Picture this: On the first day that a Chicago-based financial services company moved into a new – and dramatically redesigned – workplace, two employees bumped into each other in the hallway. One said to the other, “Who are you? Why are you walking around our office?” The other replied, “I work here – I’ve worked here for several years.”
They had never seen each other before, even though the company’s headquarters office is home to only about 115 employees.
Today that company – National Equity Fund (NEF), a nonprofit financial services organization that constructs deals to fund affordable housing projects across the United States – is an industry leader that enjoys low staff turnover, high productivity, and a reputation as a high-energy, compelling place to work. It’s characterized by open collaboration and a free-flowing, can-do culture.
That encounter between two “strangers” at NEF took place in 2001, right after the company moved from two floors of a dingy, cramped building to a new, open-office single-floor environment filled with Herman Miller Resolve® workstations, lots of conference rooms, and an employee “Back Yard” with bright colors on the walls, a miniature golf course along the window wall, and a pool table where spirited games enable staff to burn off stress, celebrate business victories, and enjoy each others’ company.
The move came about because Joe Hagan, NEF’s CEO, recognized almost immediately when he joined the company in May 2000 that the office design was completely out of sync with his values and with the culture he knew he needed to build if NEF was to survive.
In Hagan’s words:
The culture I found when I arrived at NEF was really depressing. People were holed up in small cubicles and hard-wall offices. The office was dark and dingy – not a place to show our customers, and not a place that our people wanted to be. They weren’t happy – I think they spent most of their time on their computers looking for other jobs.
Ed Simon, Senior Vice President of Information Technology, described his first encounter with Hagan this way:
I was working on a new core software system for the company. I think he had been with the company about two months and he didn’t know who I was – he didn’t even know I worked there. We were all in separate offices, so no one really walked around and saw each other. We were all living in our own little silos.
To launch the design of a new headquarters office Gaylene Domer, Vice President of Facilities, took a small team of senior executives (including Joe Hagan) to visit Herman Miller’s corporate headquarters in Zeeland, Michigan (about a two-hour drive from NEF’s headquarters in downtown Chicago).
Hagan admits today that the open nature and bright colors of Herman Miller’s Resolve® furniture at first turned him off. But Domer persisted, arguing that a new, open office would bring staff out of the “woodwork” and help to create the collaborative work environment that Joe Hagan was looking for.
And in 2001 NEF moved into a new open office environment where everyone, including Joe Hagan, had the same size workstation.

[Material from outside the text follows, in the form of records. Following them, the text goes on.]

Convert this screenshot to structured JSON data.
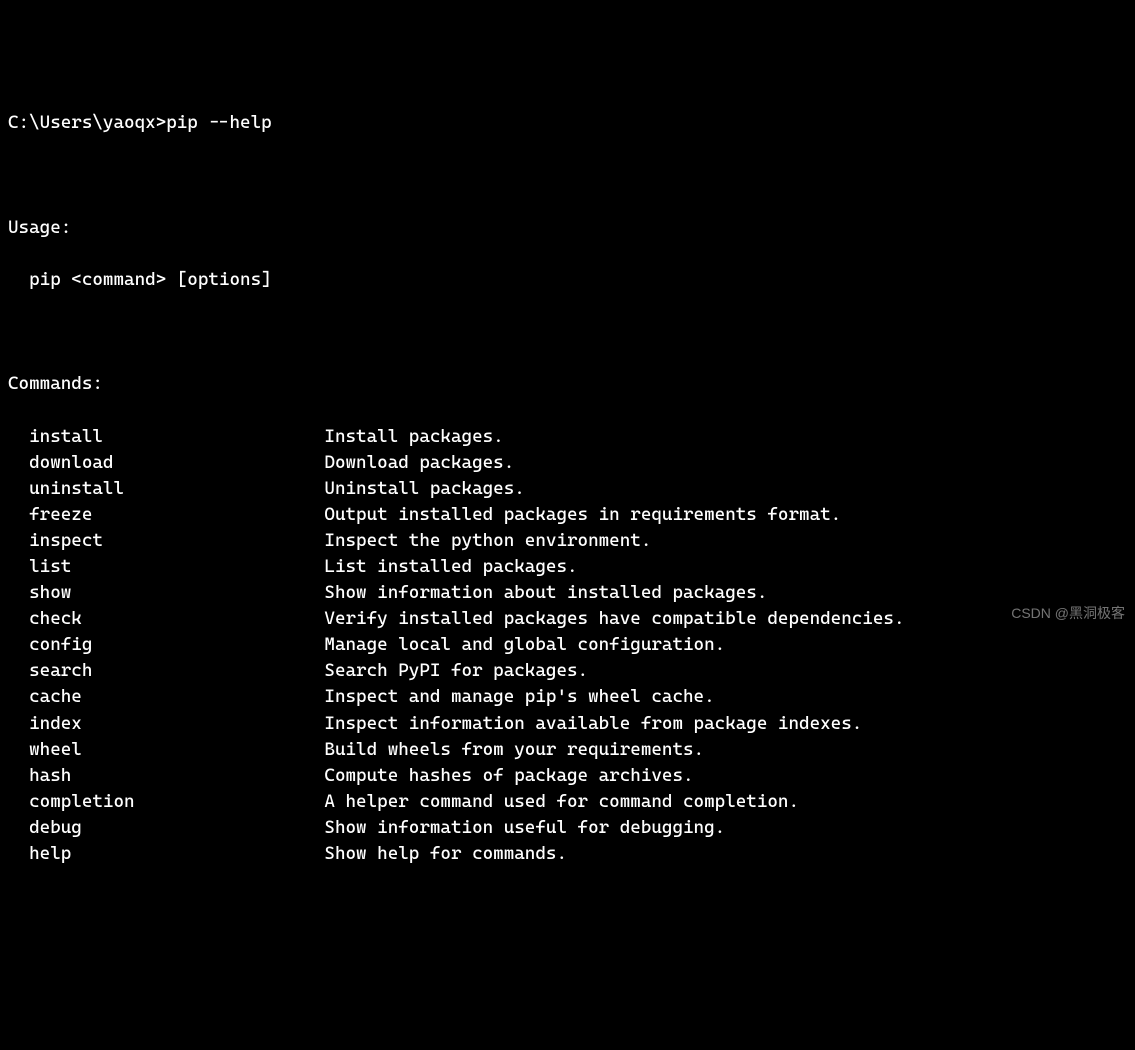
{
  "prompt": "C:\\Users\\yaoqx>pip --help",
  "usage_header": "Usage:",
  "usage_line": "pip <command> [options]",
  "commands_header": "Commands:",
  "commands": [
    {
      "name": "install",
      "desc": "Install packages."
    },
    {
      "name": "download",
      "desc": "Download packages."
    },
    {
      "name": "uninstall",
      "desc": "Uninstall packages."
    },
    {
      "name": "freeze",
      "desc": "Output installed packages in requirements format."
    },
    {
      "name": "inspect",
      "desc": "Inspect the python environment."
    },
    {
      "name": "list",
      "desc": "List installed packages."
    },
    {
      "name": "show",
      "desc": "Show information about installed packages."
    },
    {
      "name": "check",
      "desc": "Verify installed packages have compatible dependencies."
    },
    {
      "name": "config",
      "desc": "Manage local and global configuration."
    },
    {
      "name": "search",
      "desc": "Search PyPI for packages."
    },
    {
      "name": "cache",
      "desc": "Inspect and manage pip's wheel cache."
    },
    {
      "name": "index",
      "desc": "Inspect information available from package indexes."
    },
    {
      "name": "wheel",
      "desc": "Build wheels from your requirements."
    },
    {
      "name": "hash",
      "desc": "Compute hashes of package archives."
    },
    {
      "name": "completion",
      "desc": "A helper command used for command completion."
    },
    {
      "name": "debug",
      "desc": "Show information useful for debugging."
    },
    {
      "name": "help",
      "desc": "Show help for commands."
    }
  ],
  "watermark": "CSDN @黑洞极客"
}
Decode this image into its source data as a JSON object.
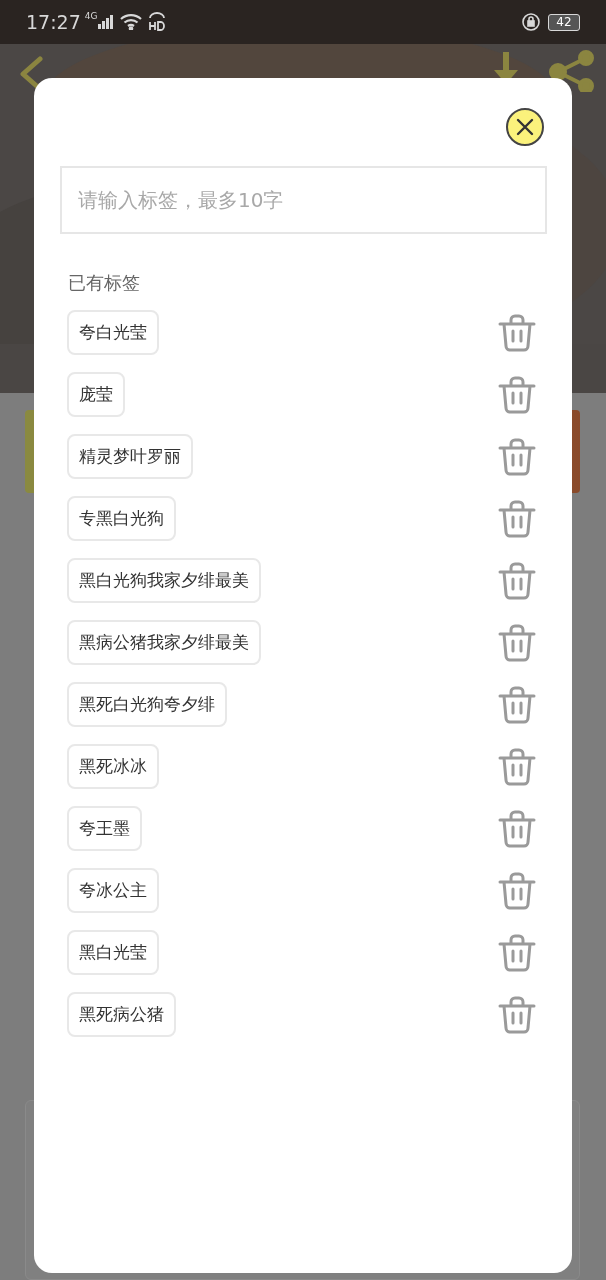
{
  "status_bar": {
    "time": "17:27",
    "network": "4G",
    "battery": "42"
  },
  "dialog": {
    "input": {
      "placeholder": "请输入标签，最多10字"
    },
    "section_title": "已有标签",
    "tags": [
      {
        "label": "夸白光莹"
      },
      {
        "label": "庞莹"
      },
      {
        "label": "精灵梦叶罗丽"
      },
      {
        "label": "专黑白光狗"
      },
      {
        "label": "黑白光狗我家夕绯最美"
      },
      {
        "label": "黑病公猪我家夕绯最美"
      },
      {
        "label": "黑死白光狗夸夕绯"
      },
      {
        "label": "黑死冰冰"
      },
      {
        "label": "夸王墨"
      },
      {
        "label": "夸冰公主"
      },
      {
        "label": "黑白光莹"
      },
      {
        "label": "黑死病公猪"
      }
    ]
  }
}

But interestingly the design was developed rather autocratically. Hagan did not want endless debates about the design; he wanted results – quickly.
Back in 2000 NEF ran by consensus. Everyone wanted to have a say in everything. I needed to completely change how we worked. Before the move we’d have fifteen people in the room for every decision. You can’t run a company like that.
I had to lead; I had to define where we were going. Yes, you need to listen, but ultimately the CEO has to lead. I had to have the staff see what I wanted – so we could build on that sense of direction and move towards a more reasonable collaborative culture.
Then he added:
At first I wasn’t sure about everyone having the same workstation. But then I realized that since I was accepting a smaller desk that was the same size as everyone else’s, no one could complain to me that they deserved or needed anything more than what I had.
One reason I was willing to be tough about these decisions is that at the time I was out spending a lot of time with our investors renegotiating loans so we could retain enough cash to survive. It was ‘do or die’ for NEF. If I couldn’t pull it off, I was out the door, do I didn’t have a lot to lose by endorsing this new office design.
But I also knew I couldn’t make the cultural changes NEF needed without getting us out of that old place. Designing the new office somewhat autocratically was a way of signaling ‘I’m in charge. This is the way we’re going to do things from now on.’
Hagan had come to NEF from a banking background, and he knew how important appearances are in the financial services industry. As others have often pointed out, success in the financial services industry often depends on creating a self-fulfilling prophecy. A big part of becoming successful is looking successful – even before that’s completely true.
The new design worked even better than Hagan had hoped. In his words once again:
It was completely transformational. I was standing in the lobby greeting people as they came in for the first time. And I could see how impressed and excited they were as they walked around the building. And within a couple of weeks they were bringing their families in to the see the new space.
That’s when I knew we were succeeding. They weren’t job hunting anymore. They felt good about the space, and that made them feel good about the company.
Don’t ever let anyone tell you that workplace design doesn’t matter.
Now fast-forward to 2014. NEF is getting ready to move once again. Why? The office still looks very much like it did in 2001, and the staff still likes working there. The company continues to be an industry leader; it’s not in need of a dramatic turnaround.
Why change this time? We’ll pick up the next chapter next week. Stay tuned.
In the meantime, here’s part of the 2001 story, in Joe Hagan’s own words